It was ugly, folks. Things kept getting worse, and eventually it started to feel like a bad soap opera. When our best defenseman (a very late-season acquisition) turned up mysteriously dead in his apartment in Russia the following year, it seemed to fit in perfectly with the oddities that seemed to surround the 1995-96 season.
Nothing was as strange, however, as the case of troubled scorer Mike Chighisola. Chighisola had a bit of a tarnished past, but he was really making an effort to start clean in Wichita. He was a talented player (18 goals and 29 assists through the first half of the season which, keep in mind, is when we had mostly terrible players around him) and seemed to have things in his life going his way finally. While missing a little time with an injury, Chighisola was even married center ice during intermission of a Thunder game. Yessir, things were finally looking up for the guy.
A week later, he was arrested for stealing from teammates, among other things. Later, it turned out that guys in the locker room had been occasionally losing cash all year long, but the kicker came with Chighisola stole a credit card belonging to Mikhail Kravets (a supremely talented late-season acquisition who somehow managed 71 points in 37 games) and used it to buy a $250-dollar stereo system.
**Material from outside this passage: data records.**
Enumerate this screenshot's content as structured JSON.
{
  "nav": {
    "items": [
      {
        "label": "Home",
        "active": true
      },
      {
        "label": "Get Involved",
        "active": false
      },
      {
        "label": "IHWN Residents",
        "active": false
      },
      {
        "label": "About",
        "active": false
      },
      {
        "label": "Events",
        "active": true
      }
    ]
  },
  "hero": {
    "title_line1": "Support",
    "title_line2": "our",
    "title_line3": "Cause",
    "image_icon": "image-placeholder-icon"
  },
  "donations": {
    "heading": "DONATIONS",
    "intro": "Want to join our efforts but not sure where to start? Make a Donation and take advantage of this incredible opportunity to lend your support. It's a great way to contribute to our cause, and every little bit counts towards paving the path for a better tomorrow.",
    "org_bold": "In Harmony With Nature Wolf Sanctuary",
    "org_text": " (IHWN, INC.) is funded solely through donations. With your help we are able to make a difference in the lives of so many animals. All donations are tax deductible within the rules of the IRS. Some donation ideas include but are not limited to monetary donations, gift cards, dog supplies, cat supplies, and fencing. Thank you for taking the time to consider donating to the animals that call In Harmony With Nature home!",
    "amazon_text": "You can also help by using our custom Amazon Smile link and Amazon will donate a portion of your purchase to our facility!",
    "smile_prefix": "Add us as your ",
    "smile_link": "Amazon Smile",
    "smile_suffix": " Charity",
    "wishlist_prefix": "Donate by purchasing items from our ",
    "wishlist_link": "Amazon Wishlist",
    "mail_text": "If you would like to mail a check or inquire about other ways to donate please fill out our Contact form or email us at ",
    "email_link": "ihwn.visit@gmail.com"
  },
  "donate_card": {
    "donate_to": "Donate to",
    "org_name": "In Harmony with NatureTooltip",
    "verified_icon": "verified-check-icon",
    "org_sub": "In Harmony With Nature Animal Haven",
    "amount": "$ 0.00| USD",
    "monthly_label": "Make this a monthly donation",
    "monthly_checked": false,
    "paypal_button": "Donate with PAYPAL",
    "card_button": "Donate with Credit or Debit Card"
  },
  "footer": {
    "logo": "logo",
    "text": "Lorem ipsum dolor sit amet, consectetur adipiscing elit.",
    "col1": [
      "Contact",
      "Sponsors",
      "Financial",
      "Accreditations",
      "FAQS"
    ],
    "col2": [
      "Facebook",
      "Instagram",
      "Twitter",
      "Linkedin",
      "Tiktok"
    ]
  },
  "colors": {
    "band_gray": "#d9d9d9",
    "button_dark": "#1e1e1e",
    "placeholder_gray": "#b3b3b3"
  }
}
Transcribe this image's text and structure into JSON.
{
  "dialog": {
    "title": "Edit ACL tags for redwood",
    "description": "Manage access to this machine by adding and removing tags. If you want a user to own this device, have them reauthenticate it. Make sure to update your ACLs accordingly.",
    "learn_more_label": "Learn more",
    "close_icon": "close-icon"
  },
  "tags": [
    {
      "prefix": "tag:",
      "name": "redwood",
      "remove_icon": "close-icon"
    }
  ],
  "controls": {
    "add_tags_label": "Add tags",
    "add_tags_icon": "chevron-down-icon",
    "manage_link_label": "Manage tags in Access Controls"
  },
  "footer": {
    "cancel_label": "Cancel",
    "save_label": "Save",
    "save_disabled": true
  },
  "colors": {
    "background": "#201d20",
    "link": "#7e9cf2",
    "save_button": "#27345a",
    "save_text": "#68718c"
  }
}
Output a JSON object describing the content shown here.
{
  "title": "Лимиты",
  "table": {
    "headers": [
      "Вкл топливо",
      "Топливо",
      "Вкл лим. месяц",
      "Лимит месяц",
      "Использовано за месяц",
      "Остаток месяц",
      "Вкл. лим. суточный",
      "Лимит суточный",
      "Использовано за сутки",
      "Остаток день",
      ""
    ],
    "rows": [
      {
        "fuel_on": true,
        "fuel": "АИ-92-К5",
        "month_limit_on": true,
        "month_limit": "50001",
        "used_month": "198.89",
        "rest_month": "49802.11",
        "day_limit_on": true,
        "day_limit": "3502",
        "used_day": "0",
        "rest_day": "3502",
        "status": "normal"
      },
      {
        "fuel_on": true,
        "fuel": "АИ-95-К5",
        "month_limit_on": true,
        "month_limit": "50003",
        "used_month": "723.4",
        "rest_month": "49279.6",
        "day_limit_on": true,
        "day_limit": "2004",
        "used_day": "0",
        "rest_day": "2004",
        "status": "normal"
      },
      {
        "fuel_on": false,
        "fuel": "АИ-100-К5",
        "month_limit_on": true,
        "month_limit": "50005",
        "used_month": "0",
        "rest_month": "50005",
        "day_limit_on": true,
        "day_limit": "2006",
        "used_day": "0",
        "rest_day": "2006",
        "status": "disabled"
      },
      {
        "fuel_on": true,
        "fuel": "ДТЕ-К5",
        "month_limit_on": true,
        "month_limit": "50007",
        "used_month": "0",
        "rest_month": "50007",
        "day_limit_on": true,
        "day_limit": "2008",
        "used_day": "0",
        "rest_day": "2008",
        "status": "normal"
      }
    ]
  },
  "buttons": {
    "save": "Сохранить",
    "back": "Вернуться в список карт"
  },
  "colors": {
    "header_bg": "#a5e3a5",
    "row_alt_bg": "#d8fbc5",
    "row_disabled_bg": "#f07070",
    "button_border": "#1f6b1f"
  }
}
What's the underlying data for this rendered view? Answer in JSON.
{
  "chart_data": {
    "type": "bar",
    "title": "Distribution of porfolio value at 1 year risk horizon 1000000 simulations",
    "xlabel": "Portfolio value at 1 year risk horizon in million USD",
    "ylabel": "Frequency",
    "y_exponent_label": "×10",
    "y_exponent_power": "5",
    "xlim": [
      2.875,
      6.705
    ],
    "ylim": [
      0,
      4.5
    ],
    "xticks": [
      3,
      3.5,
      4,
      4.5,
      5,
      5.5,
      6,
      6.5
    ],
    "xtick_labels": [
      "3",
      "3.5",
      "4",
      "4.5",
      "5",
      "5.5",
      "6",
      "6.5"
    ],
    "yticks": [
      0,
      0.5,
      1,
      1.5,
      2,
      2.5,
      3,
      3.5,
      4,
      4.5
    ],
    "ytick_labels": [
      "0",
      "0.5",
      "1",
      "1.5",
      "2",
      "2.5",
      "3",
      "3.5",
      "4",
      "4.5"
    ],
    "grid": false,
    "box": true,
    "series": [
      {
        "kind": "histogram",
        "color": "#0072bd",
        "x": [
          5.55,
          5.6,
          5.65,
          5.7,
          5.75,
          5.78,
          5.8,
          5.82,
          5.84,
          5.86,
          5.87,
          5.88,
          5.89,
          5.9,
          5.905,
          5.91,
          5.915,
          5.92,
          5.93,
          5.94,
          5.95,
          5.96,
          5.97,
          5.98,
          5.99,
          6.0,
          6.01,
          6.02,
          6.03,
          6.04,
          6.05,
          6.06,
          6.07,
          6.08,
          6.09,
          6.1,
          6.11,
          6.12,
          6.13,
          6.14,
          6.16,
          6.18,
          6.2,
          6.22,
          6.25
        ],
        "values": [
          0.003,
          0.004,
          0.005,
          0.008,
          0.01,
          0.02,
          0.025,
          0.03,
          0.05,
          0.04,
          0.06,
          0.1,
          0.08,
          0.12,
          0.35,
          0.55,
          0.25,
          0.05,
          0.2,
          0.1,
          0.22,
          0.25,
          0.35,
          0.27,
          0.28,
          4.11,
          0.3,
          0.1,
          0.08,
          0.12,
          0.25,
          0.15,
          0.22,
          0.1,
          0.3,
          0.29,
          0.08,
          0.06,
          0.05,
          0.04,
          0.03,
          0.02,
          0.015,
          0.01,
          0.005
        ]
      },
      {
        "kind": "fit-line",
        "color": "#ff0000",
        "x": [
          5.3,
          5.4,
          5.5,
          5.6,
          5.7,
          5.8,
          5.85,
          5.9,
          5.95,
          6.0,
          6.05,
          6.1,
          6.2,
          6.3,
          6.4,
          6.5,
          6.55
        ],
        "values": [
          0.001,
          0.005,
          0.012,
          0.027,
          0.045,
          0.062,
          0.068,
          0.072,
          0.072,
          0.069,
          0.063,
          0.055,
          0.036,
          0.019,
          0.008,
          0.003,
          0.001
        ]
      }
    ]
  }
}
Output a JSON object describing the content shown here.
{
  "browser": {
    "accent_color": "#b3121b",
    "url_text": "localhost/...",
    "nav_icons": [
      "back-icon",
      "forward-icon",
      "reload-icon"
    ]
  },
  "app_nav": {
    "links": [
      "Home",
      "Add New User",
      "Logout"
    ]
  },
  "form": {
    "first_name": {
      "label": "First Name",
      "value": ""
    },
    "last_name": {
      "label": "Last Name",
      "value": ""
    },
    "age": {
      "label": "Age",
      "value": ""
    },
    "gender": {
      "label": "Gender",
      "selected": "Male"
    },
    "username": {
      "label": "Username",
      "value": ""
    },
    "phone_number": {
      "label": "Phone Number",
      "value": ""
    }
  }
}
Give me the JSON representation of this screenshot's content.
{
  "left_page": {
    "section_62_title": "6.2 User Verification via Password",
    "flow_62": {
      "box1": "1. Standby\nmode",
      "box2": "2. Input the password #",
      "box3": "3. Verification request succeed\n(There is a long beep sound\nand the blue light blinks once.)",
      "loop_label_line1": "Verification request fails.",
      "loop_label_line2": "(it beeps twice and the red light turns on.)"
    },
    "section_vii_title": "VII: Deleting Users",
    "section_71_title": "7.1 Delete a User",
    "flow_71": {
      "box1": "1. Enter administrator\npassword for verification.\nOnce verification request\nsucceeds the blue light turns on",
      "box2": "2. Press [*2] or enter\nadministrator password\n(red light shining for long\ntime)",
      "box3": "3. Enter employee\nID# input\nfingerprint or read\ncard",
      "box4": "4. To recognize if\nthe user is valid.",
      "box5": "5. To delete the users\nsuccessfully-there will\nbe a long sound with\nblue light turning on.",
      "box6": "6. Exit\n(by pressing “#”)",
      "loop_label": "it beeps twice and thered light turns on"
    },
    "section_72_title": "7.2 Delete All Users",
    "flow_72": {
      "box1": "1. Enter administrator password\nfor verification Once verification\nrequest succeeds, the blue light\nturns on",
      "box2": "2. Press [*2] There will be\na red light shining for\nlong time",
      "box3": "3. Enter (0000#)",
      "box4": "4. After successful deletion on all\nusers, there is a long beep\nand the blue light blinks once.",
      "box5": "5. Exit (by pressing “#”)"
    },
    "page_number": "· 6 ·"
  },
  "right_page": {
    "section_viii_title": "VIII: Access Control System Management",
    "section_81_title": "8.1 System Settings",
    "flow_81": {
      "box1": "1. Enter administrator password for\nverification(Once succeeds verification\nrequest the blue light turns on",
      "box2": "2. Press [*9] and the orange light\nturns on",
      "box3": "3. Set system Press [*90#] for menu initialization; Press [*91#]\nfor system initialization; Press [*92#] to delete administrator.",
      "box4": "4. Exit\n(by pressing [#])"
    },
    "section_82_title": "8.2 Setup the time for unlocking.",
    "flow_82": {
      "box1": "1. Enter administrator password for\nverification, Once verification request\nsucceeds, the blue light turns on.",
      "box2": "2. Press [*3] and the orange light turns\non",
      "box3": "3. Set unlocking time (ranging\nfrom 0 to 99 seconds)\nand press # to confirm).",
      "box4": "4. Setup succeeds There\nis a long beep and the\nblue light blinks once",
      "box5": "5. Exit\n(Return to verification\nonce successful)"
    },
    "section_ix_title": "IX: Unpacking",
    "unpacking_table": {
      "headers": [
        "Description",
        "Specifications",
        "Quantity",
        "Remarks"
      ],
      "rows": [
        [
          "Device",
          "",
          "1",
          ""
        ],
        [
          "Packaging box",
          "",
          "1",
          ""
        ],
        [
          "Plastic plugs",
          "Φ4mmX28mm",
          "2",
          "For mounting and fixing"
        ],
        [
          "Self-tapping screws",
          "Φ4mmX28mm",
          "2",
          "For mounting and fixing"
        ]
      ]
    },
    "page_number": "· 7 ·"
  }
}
After Chighisola's arrest, supposedly a lot of "stuff" from the year made perfect sense to a lot of folks surrounding the team.
So there you have it. The curious case of the '95-96 Thunder. Back-to-back champs featuring only 4 returning members, trading away the most popular player in team history, handing the keys to a one-eyed goalie and a crook (married at center ice, paid for the honeymoon with cash from the locker room!), and picking up absurdly talented offensive players once it was far too late in the year to do anything with them. And, for some reason, our mascot was a giant dog.